Problem to work on: The finished copy should match every record exactly and contain no pictures.

Extracted entries:

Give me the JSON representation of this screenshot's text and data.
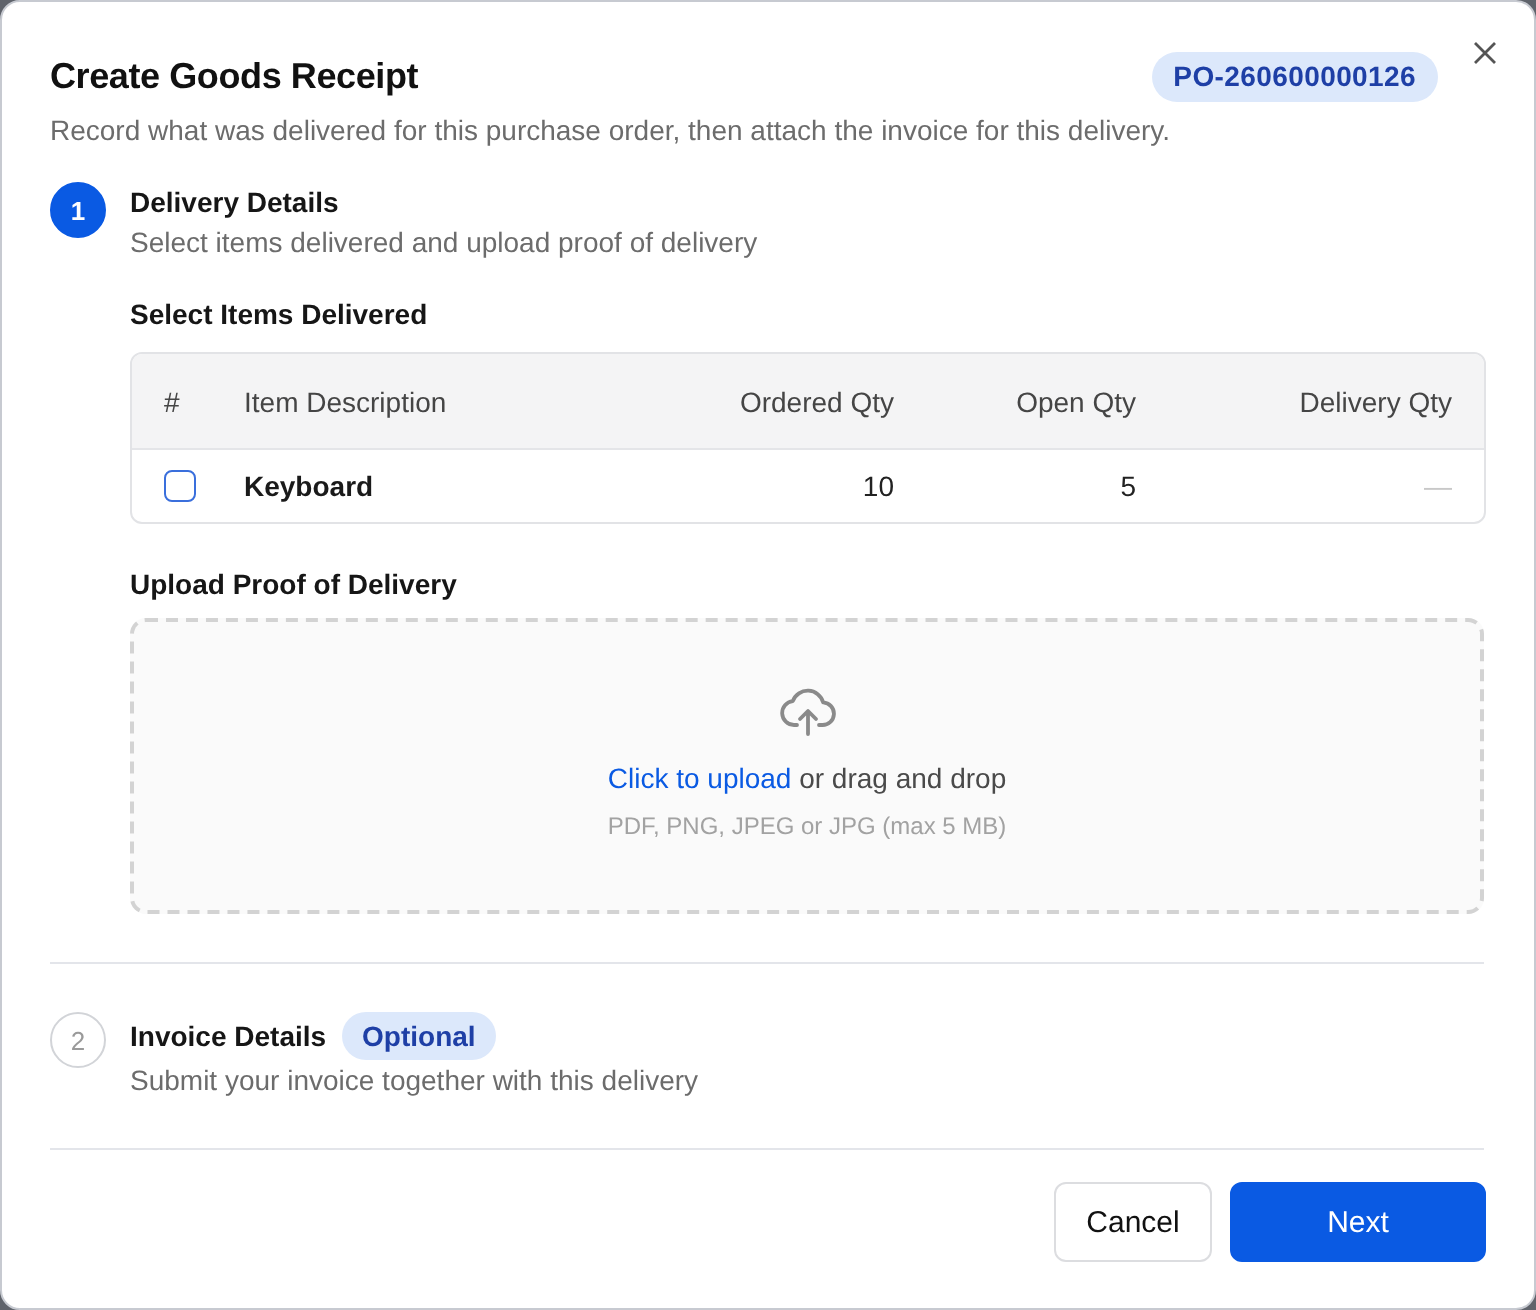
{
  "dialog": {
    "title": "Create Goods Receipt",
    "order_badge": "PO-260600000126",
    "subtitle": "Record what was delivered for this purchase order, then attach the invoice for this delivery."
  },
  "steps": [
    {
      "number": "1",
      "title": "Delivery Details",
      "description": "Select items delivered and upload proof of delivery",
      "selected": true,
      "items_heading": "Select Items Delivered",
      "table": {
        "columns": [
          "#",
          "Item Description",
          "Ordered Qty",
          "Open Qty",
          "Delivery Qty"
        ],
        "rows": [
          {
            "checked": false,
            "item": "Keyboard",
            "ordered_qty": "10",
            "open_qty": "5",
            "delivery_qty": "—"
          }
        ]
      },
      "upload_heading": "Upload Proof of Delivery",
      "upload": {
        "link": "Click to upload",
        "text": " or drag and drop",
        "hint": "PDF, PNG, JPEG or JPG (max 5 MB)"
      }
    },
    {
      "number": "2",
      "title": "Invoice Details",
      "badge": "Optional",
      "description": "Submit your invoice together with this delivery",
      "selected": false
    }
  ],
  "buttons": [
    {
      "label": "Cancel",
      "kind": "secondary"
    },
    {
      "label": "Next",
      "kind": "primary"
    }
  ]
}
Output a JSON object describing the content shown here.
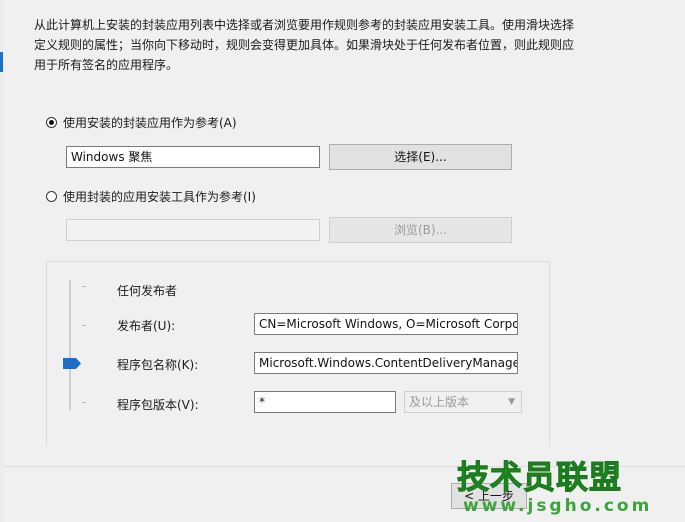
{
  "description": "从此计算机上安装的封装应用列表中选择或者浏览要用作规则参考的封装应用安装工具。使用滑块选择定义规则的属性；当你向下移动时，规则会变得更加具体。如果滑块处于任何发布者位置，则此规则应用于所有签名的应用程序。",
  "option_installed": {
    "label": "使用安装的封装应用作为参考(A)",
    "selected": true,
    "value": "Windows 聚焦",
    "button": "选择(E)..."
  },
  "option_installer": {
    "label": "使用封装的应用安装工具作为参考(I)",
    "selected": false,
    "value": "",
    "button": "浏览(B)..."
  },
  "slider": {
    "levels": [
      "任何发布者",
      "发布者(U):",
      "程序包名称(K):",
      "程序包版本(V):"
    ],
    "selected_level": "程序包名称(K):"
  },
  "fields": {
    "publisher": "CN=Microsoft Windows, O=Microsoft Corpora",
    "package_name": "Microsoft.Windows.ContentDeliveryManager",
    "package_version": "*",
    "version_mode": "及以上版本"
  },
  "footer": {
    "back_button": "< 上一步"
  },
  "watermark": {
    "title": "技术员联盟",
    "url": "www.jsgho.com"
  },
  "colors": {
    "accent": "#1b6fc8",
    "watermark": "#2ba82f"
  }
}
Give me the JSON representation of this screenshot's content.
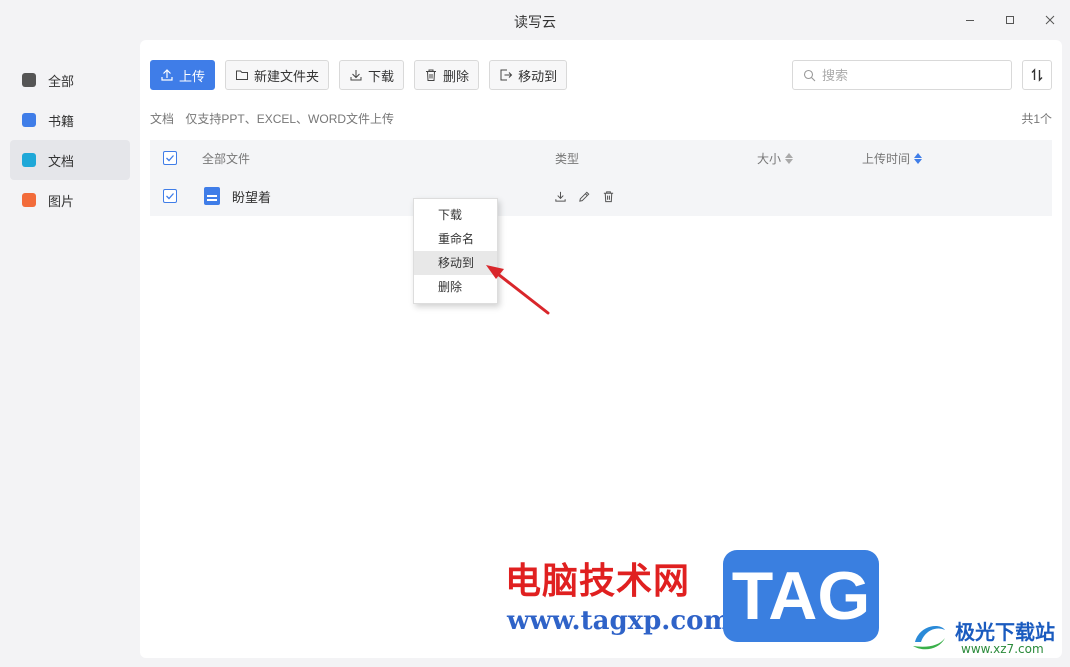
{
  "window": {
    "title": "读写云"
  },
  "sidebar": {
    "items": [
      {
        "label": "全部",
        "icon": "folder-icon",
        "color": "#555555"
      },
      {
        "label": "书籍",
        "icon": "book-icon",
        "color": "#3f7de8"
      },
      {
        "label": "文档",
        "icon": "document-icon",
        "color": "#1fa8d8",
        "active": true
      },
      {
        "label": "图片",
        "icon": "image-icon",
        "color": "#f26b3a"
      }
    ]
  },
  "toolbar": {
    "upload_label": "上传",
    "new_folder_label": "新建文件夹",
    "download_label": "下载",
    "delete_label": "删除",
    "move_label": "移动到"
  },
  "search": {
    "placeholder": "搜索"
  },
  "info": {
    "section": "文档",
    "hint": "仅支持PPT、EXCEL、WORD文件上传",
    "count": "共1个"
  },
  "table": {
    "headers": {
      "name": "全部文件",
      "type": "类型",
      "size": "大小",
      "time": "上传时间"
    },
    "rows": [
      {
        "name": "盼望着",
        "checked": true
      }
    ]
  },
  "context_menu": {
    "items": [
      "下载",
      "重命名",
      "移动到",
      "删除"
    ],
    "highlighted": "移动到"
  },
  "watermark": {
    "cn": "电脑技术网",
    "url": "www.tagxp.com",
    "tag": "TAG",
    "site2_cn": "极光下载站",
    "site2_url": "www.xz7.com"
  },
  "colors": {
    "accent": "#3f7de8",
    "arrow": "#d9262b"
  }
}
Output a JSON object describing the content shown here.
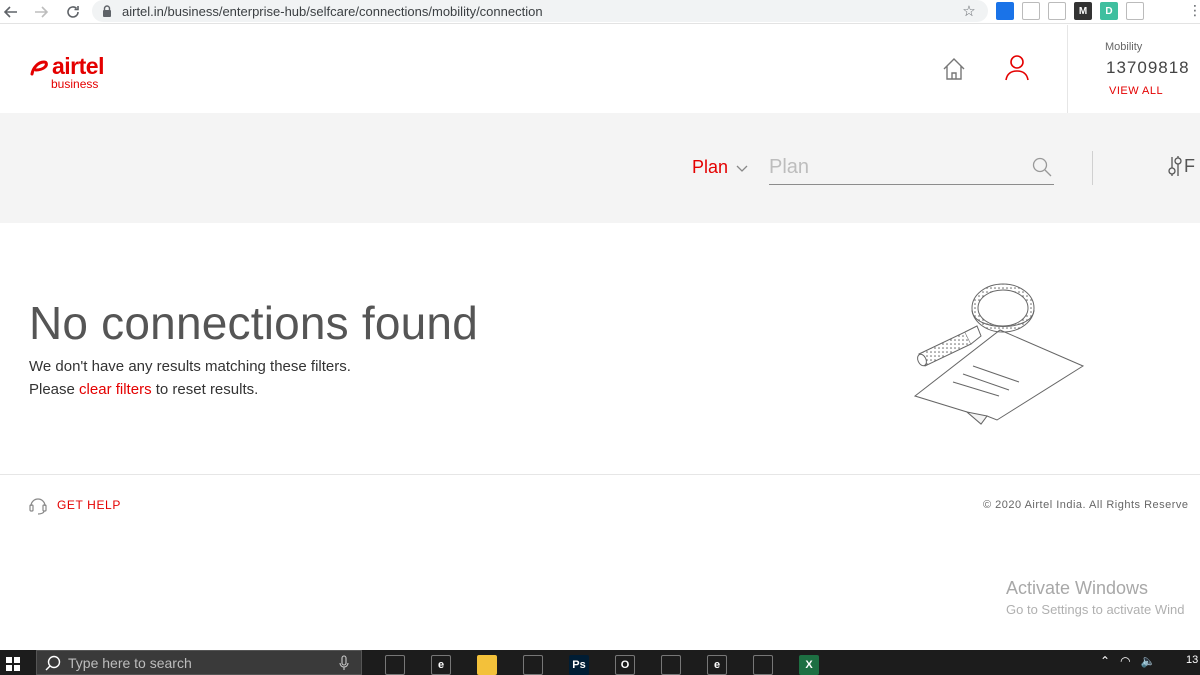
{
  "browser": {
    "url": "airtel.in/business/enterprise-hub/selfcare/connections/mobility/connection",
    "extensions": [
      {
        "name": "extension-1",
        "color": "#1a73e8",
        "glyph": ""
      },
      {
        "name": "extension-2",
        "color": "#ffffff",
        "glyph": ""
      },
      {
        "name": "camera-extension",
        "color": "#ffffff",
        "glyph": ""
      },
      {
        "name": "m-extension",
        "color": "#333333",
        "glyph": "M"
      },
      {
        "name": "d-extension",
        "color": "#3fbf9f",
        "glyph": "D"
      },
      {
        "name": "globe-extension",
        "color": "#ffffff",
        "glyph": ""
      }
    ]
  },
  "brand": {
    "name": "airtel",
    "sub": "business",
    "color": "#e40000"
  },
  "header": {
    "account_type": "Mobility",
    "account_number": "13709818",
    "view_all": "VIEW ALL"
  },
  "filters": {
    "plan_label": "Plan",
    "search_placeholder": "Plan",
    "filter_label": "F"
  },
  "empty_state": {
    "title": "No connections found",
    "message": "We don't have any results matching these filters.",
    "prefix": "Please ",
    "link": "clear filters",
    "suffix": " to reset results."
  },
  "footer": {
    "help": "GET HELP",
    "copyright": "© 2020 Airtel India. All Rights Reserve"
  },
  "watermark": {
    "title": "Activate Windows",
    "subtitle": "Go to Settings to activate Wind"
  },
  "taskbar": {
    "search_placeholder": "Type here to search",
    "clock": "13",
    "apps": [
      {
        "name": "task-view-app",
        "color": "#1c1c1c",
        "glyph": ""
      },
      {
        "name": "internet-explorer-app",
        "color": "#1c1c1c",
        "glyph": "e"
      },
      {
        "name": "file-explorer-app",
        "color": "#f3c13a",
        "glyph": ""
      },
      {
        "name": "calculator-app",
        "color": "#1c1c1c",
        "glyph": ""
      },
      {
        "name": "photoshop-app",
        "color": "#001d34",
        "glyph": "Ps"
      },
      {
        "name": "opera-app",
        "color": "#1c1c1c",
        "glyph": "O"
      },
      {
        "name": "chrome-app",
        "color": "#1c1c1c",
        "glyph": ""
      },
      {
        "name": "edge-app",
        "color": "#1c1c1c",
        "glyph": "e"
      },
      {
        "name": "pen-app",
        "color": "#1c1c1c",
        "glyph": ""
      },
      {
        "name": "excel-app",
        "color": "#1d6f42",
        "glyph": "X"
      }
    ]
  }
}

Result:
Give me the JSON representation of this screenshot's text and data.
{
  "dialog": {
    "title": "Create Goods Receipt",
    "order_badge": "PO-260600000126",
    "subtitle": "Record what was delivered for this purchase order, then attach the invoice for this delivery."
  },
  "steps": [
    {
      "number": "1",
      "title": "Delivery Details",
      "description": "Select items delivered and upload proof of delivery",
      "selected": true,
      "items_heading": "Select Items Delivered",
      "table": {
        "columns": [
          "#",
          "Item Description",
          "Ordered Qty",
          "Open Qty",
          "Delivery Qty"
        ],
        "rows": [
          {
            "checked": false,
            "item": "Keyboard",
            "ordered_qty": "10",
            "open_qty": "5",
            "delivery_qty": "—"
          }
        ]
      },
      "upload_heading": "Upload Proof of Delivery",
      "upload": {
        "link": "Click to upload",
        "text": " or drag and drop",
        "hint": "PDF, PNG, JPEG or JPG (max 5 MB)"
      }
    },
    {
      "number": "2",
      "title": "Invoice Details",
      "badge": "Optional",
      "description": "Submit your invoice together with this delivery",
      "selected": false
    }
  ],
  "buttons": [
    {
      "label": "Cancel",
      "kind": "secondary"
    },
    {
      "label": "Next",
      "kind": "primary"
    }
  ]
}
Output a JSON object describing the content shown here.
{
  "description": "从此计算机上安装的封装应用列表中选择或者浏览要用作规则参考的封装应用安装工具。使用滑块选择定义规则的属性；当你向下移动时，规则会变得更加具体。如果滑块处于任何发布者位置，则此规则应用于所有签名的应用程序。",
  "option_installed": {
    "label": "使用安装的封装应用作为参考(A)",
    "selected": true,
    "value": "Windows 聚焦",
    "button": "选择(E)..."
  },
  "option_installer": {
    "label": "使用封装的应用安装工具作为参考(I)",
    "selected": false,
    "value": "",
    "button": "浏览(B)..."
  },
  "slider": {
    "levels": [
      "任何发布者",
      "发布者(U):",
      "程序包名称(K):",
      "程序包版本(V):"
    ],
    "selected_level": "程序包名称(K):"
  },
  "fields": {
    "publisher": "CN=Microsoft Windows, O=Microsoft Corpora",
    "package_name": "Microsoft.Windows.ContentDeliveryManager",
    "package_version": "*",
    "version_mode": "及以上版本"
  },
  "footer": {
    "back_button": "< 上一步"
  },
  "watermark": {
    "title": "技术员联盟",
    "url": "www.jsgho.com"
  },
  "colors": {
    "accent": "#1b6fc8",
    "watermark": "#2ba82f"
  }
}
Give me the JSON representation of this screenshot's content.
{
  "window": {
    "title": "读写云"
  },
  "sidebar": {
    "items": [
      {
        "label": "全部",
        "icon": "folder-icon",
        "color": "#555555"
      },
      {
        "label": "书籍",
        "icon": "book-icon",
        "color": "#3f7de8"
      },
      {
        "label": "文档",
        "icon": "document-icon",
        "color": "#1fa8d8",
        "active": true
      },
      {
        "label": "图片",
        "icon": "image-icon",
        "color": "#f26b3a"
      }
    ]
  },
  "toolbar": {
    "upload_label": "上传",
    "new_folder_label": "新建文件夹",
    "download_label": "下载",
    "delete_label": "删除",
    "move_label": "移动到"
  },
  "search": {
    "placeholder": "搜索"
  },
  "info": {
    "section": "文档",
    "hint": "仅支持PPT、EXCEL、WORD文件上传",
    "count": "共1个"
  },
  "table": {
    "headers": {
      "name": "全部文件",
      "type": "类型",
      "size": "大小",
      "time": "上传时间"
    },
    "rows": [
      {
        "name": "盼望着",
        "checked": true
      }
    ]
  },
  "context_menu": {
    "items": [
      "下载",
      "重命名",
      "移动到",
      "删除"
    ],
    "highlighted": "移动到"
  },
  "watermark": {
    "cn": "电脑技术网",
    "url": "www.tagxp.com",
    "tag": "TAG",
    "site2_cn": "极光下载站",
    "site2_url": "www.xz7.com"
  },
  "colors": {
    "accent": "#3f7de8",
    "arrow": "#d9262b"
  }
}
Output a JSON object describing the content shown here.
{
  "browser": {
    "url": "airtel.in/business/enterprise-hub/selfcare/connections/mobility/connection",
    "extensions": [
      {
        "name": "extension-1",
        "color": "#1a73e8",
        "glyph": ""
      },
      {
        "name": "extension-2",
        "color": "#ffffff",
        "glyph": ""
      },
      {
        "name": "camera-extension",
        "color": "#ffffff",
        "glyph": ""
      },
      {
        "name": "m-extension",
        "color": "#333333",
        "glyph": "M"
      },
      {
        "name": "d-extension",
        "color": "#3fbf9f",
        "glyph": "D"
      },
      {
        "name": "globe-extension",
        "color": "#ffffff",
        "glyph": ""
      }
    ]
  },
  "brand": {
    "name": "airtel",
    "sub": "business",
    "color": "#e40000"
  },
  "header": {
    "account_type": "Mobility",
    "account_number": "13709818",
    "view_all": "VIEW ALL"
  },
  "filters": {
    "plan_label": "Plan",
    "search_placeholder": "Plan",
    "filter_label": "F"
  },
  "empty_state": {
    "title": "No connections found",
    "message": "We don't have any results matching these filters.",
    "prefix": "Please ",
    "link": "clear filters",
    "suffix": " to reset results."
  },
  "footer": {
    "help": "GET HELP",
    "copyright": "© 2020 Airtel India. All Rights Reserve"
  },
  "watermark": {
    "title": "Activate Windows",
    "subtitle": "Go to Settings to activate Wind"
  },
  "taskbar": {
    "search_placeholder": "Type here to search",
    "clock": "13",
    "apps": [
      {
        "name": "task-view-app",
        "color": "#1c1c1c",
        "glyph": ""
      },
      {
        "name": "internet-explorer-app",
        "color": "#1c1c1c",
        "glyph": "e"
      },
      {
        "name": "file-explorer-app",
        "color": "#f3c13a",
        "glyph": ""
      },
      {
        "name": "calculator-app",
        "color": "#1c1c1c",
        "glyph": ""
      },
      {
        "name": "photoshop-app",
        "color": "#001d34",
        "glyph": "Ps"
      },
      {
        "name": "opera-app",
        "color": "#1c1c1c",
        "glyph": "O"
      },
      {
        "name": "chrome-app",
        "color": "#1c1c1c",
        "glyph": ""
      },
      {
        "name": "edge-app",
        "color": "#1c1c1c",
        "glyph": "e"
      },
      {
        "name": "pen-app",
        "color": "#1c1c1c",
        "glyph": ""
      },
      {
        "name": "excel-app",
        "color": "#1d6f42",
        "glyph": "X"
      }
    ]
  }
}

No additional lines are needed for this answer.